Chapin was a charter member of the American Woman Suffrage Association and an early member of the New York women's club, Sorosis. She served on the first executive committee of the Association for the Advancement of Women and gave a paper (later published as "Women in the Ministry") at its first session in 1873. She was also on the Revising Committee of Elizabeth Cady Stanton's Woman's Bible, 1895.

In a sermon of 1901 Chapin preached on "the Church Universal, which is undying, and which belongs to all nations and all times." According to her Christianity was just one of the many forms of the Church Universal. She thought that in the 20th century churches would have to embrace new methods and new truths: "Let the creeds remain as historic landmarks, but let the church the Master founded move on."

Although Chapin never married, family ties nonetheless kept her returning annually to the Michigan homestead where she had grown up. In 1905, after 45 active years teaching, preaching, lecturing, writing, working with congregations and women's groups, she was about to conduct her thirteenth summer literary tour of Europe when she became ill and succumbed to pneumonia. Memorial services were held at the family homestead and burial was in a Michigan graveyard not far away.

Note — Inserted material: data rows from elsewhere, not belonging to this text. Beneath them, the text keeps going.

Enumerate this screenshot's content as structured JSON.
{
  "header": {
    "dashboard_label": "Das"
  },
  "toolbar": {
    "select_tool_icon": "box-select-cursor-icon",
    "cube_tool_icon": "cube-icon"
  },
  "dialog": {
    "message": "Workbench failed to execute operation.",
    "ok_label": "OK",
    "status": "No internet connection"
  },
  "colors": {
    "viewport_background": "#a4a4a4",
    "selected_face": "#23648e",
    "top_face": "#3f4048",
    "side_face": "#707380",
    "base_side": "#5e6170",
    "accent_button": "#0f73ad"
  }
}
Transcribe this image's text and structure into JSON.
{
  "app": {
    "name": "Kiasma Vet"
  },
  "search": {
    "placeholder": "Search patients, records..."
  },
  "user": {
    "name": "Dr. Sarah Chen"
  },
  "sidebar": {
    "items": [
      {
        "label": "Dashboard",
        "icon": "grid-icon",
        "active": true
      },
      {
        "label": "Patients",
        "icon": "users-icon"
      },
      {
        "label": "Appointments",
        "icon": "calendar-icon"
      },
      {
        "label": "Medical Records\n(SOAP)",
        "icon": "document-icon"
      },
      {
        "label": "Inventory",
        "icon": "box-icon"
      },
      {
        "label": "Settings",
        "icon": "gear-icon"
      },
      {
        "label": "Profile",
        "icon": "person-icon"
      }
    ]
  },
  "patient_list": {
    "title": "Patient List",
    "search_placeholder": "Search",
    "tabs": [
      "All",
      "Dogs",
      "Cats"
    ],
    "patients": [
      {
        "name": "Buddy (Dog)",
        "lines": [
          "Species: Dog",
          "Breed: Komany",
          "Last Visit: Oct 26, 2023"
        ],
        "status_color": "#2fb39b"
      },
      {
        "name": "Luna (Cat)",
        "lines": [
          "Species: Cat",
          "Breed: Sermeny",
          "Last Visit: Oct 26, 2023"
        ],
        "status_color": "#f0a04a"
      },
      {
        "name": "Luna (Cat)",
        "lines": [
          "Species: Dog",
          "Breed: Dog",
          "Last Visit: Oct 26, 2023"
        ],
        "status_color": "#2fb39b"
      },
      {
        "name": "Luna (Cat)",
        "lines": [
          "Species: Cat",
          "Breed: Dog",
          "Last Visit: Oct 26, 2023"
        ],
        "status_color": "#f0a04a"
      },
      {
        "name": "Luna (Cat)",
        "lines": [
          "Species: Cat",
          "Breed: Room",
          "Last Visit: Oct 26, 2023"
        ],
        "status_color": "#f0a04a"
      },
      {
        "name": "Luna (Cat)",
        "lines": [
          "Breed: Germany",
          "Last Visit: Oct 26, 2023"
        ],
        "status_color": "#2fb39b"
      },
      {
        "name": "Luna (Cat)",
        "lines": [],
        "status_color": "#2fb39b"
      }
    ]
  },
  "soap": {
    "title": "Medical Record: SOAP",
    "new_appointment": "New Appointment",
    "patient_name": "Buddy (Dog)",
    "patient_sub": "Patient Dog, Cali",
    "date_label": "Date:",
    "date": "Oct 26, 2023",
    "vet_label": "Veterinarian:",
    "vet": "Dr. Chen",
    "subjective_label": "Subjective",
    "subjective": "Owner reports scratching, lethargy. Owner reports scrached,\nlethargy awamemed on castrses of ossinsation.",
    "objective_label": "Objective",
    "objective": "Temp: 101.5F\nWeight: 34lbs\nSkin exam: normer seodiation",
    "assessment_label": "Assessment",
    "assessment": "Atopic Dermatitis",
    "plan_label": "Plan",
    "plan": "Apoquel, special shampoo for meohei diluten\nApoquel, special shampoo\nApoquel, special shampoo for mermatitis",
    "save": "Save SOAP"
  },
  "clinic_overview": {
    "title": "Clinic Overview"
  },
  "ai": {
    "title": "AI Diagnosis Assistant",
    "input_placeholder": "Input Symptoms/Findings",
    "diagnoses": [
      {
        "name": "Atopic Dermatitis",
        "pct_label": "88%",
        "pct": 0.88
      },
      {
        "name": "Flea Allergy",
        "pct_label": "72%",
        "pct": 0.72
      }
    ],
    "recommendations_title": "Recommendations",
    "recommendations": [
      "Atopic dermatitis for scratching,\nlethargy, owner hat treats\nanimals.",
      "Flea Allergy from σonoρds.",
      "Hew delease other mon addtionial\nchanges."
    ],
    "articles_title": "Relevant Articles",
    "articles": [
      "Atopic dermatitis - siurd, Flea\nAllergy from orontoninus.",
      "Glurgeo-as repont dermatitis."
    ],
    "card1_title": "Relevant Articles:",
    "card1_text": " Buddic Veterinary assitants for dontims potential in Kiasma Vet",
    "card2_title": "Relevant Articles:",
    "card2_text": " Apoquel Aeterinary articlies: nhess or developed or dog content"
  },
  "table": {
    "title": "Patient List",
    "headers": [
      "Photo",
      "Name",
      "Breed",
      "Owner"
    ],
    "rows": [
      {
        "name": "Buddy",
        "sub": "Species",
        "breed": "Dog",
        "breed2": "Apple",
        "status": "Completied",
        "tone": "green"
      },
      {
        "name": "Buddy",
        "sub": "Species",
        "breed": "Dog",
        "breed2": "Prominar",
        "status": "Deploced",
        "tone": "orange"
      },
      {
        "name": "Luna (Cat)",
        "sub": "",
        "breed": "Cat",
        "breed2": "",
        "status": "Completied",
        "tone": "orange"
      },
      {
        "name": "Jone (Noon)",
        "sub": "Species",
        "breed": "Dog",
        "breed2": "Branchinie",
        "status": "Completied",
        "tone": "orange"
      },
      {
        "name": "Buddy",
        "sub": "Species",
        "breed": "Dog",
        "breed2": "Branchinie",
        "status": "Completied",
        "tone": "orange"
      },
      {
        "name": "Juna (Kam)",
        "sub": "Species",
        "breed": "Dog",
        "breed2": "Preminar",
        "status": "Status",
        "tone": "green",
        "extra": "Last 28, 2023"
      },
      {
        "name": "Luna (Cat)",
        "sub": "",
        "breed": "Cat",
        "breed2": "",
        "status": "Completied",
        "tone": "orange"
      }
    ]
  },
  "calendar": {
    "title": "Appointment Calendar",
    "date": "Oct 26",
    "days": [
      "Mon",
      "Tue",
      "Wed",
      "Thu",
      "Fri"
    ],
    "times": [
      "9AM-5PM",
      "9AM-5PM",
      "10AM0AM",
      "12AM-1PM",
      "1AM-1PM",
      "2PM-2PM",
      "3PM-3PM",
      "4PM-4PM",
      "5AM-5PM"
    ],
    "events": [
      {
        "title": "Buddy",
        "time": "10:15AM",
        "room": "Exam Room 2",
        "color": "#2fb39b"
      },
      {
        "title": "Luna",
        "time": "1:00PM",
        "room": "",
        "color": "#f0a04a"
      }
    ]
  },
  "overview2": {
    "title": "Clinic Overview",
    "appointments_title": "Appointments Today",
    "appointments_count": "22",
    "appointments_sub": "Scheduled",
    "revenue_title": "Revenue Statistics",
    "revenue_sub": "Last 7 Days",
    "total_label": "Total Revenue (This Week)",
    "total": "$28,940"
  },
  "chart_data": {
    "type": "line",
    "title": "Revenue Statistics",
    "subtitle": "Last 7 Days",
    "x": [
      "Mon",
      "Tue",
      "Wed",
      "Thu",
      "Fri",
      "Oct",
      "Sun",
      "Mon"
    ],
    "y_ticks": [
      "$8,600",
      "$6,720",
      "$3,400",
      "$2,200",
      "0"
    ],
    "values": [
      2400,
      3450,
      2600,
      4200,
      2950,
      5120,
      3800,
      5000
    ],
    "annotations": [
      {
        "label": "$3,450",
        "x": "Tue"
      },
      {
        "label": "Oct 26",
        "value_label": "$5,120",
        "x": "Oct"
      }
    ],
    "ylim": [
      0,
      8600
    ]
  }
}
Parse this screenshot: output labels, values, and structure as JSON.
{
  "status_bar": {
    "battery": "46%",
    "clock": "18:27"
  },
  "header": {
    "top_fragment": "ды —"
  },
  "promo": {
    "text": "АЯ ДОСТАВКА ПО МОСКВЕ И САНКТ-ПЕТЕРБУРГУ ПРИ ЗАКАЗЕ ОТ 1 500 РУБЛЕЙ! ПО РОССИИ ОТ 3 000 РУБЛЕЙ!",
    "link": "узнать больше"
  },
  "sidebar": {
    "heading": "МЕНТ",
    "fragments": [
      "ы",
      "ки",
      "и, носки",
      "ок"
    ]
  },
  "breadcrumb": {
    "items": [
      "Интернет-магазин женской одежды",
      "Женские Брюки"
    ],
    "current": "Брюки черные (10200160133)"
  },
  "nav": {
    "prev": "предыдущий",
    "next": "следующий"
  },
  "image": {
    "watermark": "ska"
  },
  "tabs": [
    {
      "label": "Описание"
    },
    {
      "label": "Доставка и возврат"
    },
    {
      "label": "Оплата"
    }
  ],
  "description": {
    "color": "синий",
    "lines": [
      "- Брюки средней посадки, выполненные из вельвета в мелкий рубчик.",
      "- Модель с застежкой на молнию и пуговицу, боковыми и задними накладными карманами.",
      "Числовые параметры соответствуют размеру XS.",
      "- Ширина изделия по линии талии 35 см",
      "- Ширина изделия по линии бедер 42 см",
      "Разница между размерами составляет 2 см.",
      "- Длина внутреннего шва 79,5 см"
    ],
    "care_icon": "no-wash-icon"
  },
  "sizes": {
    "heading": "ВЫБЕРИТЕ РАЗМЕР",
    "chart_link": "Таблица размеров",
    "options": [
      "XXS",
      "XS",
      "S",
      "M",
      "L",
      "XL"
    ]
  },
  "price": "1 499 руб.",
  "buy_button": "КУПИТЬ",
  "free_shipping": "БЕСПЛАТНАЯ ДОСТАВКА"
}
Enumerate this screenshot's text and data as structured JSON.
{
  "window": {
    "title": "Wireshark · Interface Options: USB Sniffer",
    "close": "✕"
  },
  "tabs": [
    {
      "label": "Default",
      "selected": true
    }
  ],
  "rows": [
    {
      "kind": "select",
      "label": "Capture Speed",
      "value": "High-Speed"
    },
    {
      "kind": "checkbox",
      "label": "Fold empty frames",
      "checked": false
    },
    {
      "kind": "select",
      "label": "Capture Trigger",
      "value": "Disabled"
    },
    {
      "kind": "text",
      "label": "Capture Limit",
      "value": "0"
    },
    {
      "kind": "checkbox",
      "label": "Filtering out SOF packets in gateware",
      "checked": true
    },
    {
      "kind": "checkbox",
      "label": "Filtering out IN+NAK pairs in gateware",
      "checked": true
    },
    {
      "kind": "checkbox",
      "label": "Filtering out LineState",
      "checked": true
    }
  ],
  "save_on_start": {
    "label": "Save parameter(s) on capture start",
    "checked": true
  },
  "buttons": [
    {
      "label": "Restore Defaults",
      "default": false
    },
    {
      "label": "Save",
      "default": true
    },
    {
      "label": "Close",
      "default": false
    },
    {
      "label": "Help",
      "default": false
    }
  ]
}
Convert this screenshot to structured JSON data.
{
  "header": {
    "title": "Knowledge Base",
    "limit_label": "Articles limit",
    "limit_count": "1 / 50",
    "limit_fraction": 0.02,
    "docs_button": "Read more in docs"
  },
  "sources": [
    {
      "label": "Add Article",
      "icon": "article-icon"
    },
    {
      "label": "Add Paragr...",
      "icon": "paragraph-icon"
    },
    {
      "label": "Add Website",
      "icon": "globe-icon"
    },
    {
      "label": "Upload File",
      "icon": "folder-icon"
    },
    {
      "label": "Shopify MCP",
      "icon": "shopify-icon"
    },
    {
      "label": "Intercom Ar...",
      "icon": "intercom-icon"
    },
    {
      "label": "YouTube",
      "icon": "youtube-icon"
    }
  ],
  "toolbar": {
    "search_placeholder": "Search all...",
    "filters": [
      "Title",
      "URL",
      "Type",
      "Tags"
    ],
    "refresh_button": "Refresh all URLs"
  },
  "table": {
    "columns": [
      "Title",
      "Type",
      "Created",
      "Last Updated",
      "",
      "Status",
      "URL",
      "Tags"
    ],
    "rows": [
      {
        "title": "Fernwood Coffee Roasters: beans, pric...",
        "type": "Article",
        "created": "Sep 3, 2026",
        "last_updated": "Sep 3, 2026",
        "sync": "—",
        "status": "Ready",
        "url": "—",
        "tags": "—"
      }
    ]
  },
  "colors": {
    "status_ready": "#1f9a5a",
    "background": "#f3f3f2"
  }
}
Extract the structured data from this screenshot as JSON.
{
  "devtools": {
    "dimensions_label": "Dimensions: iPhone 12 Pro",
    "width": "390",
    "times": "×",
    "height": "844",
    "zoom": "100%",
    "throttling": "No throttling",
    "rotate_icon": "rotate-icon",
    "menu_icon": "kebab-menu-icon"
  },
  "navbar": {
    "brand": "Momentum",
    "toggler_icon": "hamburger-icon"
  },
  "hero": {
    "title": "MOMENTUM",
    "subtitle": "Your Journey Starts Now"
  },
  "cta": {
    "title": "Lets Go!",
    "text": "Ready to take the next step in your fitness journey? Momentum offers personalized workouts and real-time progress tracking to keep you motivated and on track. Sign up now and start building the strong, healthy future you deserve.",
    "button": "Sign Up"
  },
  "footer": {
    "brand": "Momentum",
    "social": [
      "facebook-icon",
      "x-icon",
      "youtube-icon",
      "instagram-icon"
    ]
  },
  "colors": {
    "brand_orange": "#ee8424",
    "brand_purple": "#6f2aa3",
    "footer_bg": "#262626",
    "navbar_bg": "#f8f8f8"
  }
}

There are letters of Augusta Chapin in the Schlesinger Library, Radcliffe College in Cambridge, Massachusetts and in the archives of Meadville/Lombard Theological School in Chicago, Illinois. Chapin's sermons and other writings are published in various periodicals including The Universalist Leader, The Repository: A Magazine for the Christian Home, The Star in the West, New Covenant, and Woman's Journal. Some of her speeches are in Speeches at the World Parliament of Religion (1893) and Proceedings of the Universalist Centennial Held in Gloucester, Mass., September 20th, 21st, and 22nd, 1870 (1870).

Among short biographies of Chapin are Phlox Laucher, "For a woman to speak in church": The Proud Calling of Augusta Jane Chapin, Unitarian Universalist Women's Heritage Society Occasional Paper #17 (1997) and the entries in Eliza Rice Hanson, Our Woman Workers (1881); Frances Elizabeth Willard, ed., American Women, 1500 Biographies (1897); Catherine F. Hitchings, Universalist and Unitarian Women Ministers (Journal of the Universalist Historical Society, 1975); and Dorothy May Emerson, ed., Standing Before Us (2000). Chapin's obituary is in The Universalist Leader (July 15, 1905). See also James Swanson, A History of Lombard College: 1851-1930 (1955); John Henry Barrows, The World's Parliament of Religions (1893); and Minot J. Savage, The World's Congress of Religions (1893).

Article by Beverly Bumbaugh - posted June 12, 2002


Main Page  |  About the Project  |  Contact Us  |  Fair Use Policy

All material copyright Unitarian Universalist History & Heritage Society (UUHHS) 1999-2014

CREDIT LINE: From the biography of _______ written by ________ in
the Dictionary of Unitarian and Universalist Biography, an on-line resource of the Unitarian Universalist History & Heritage Society.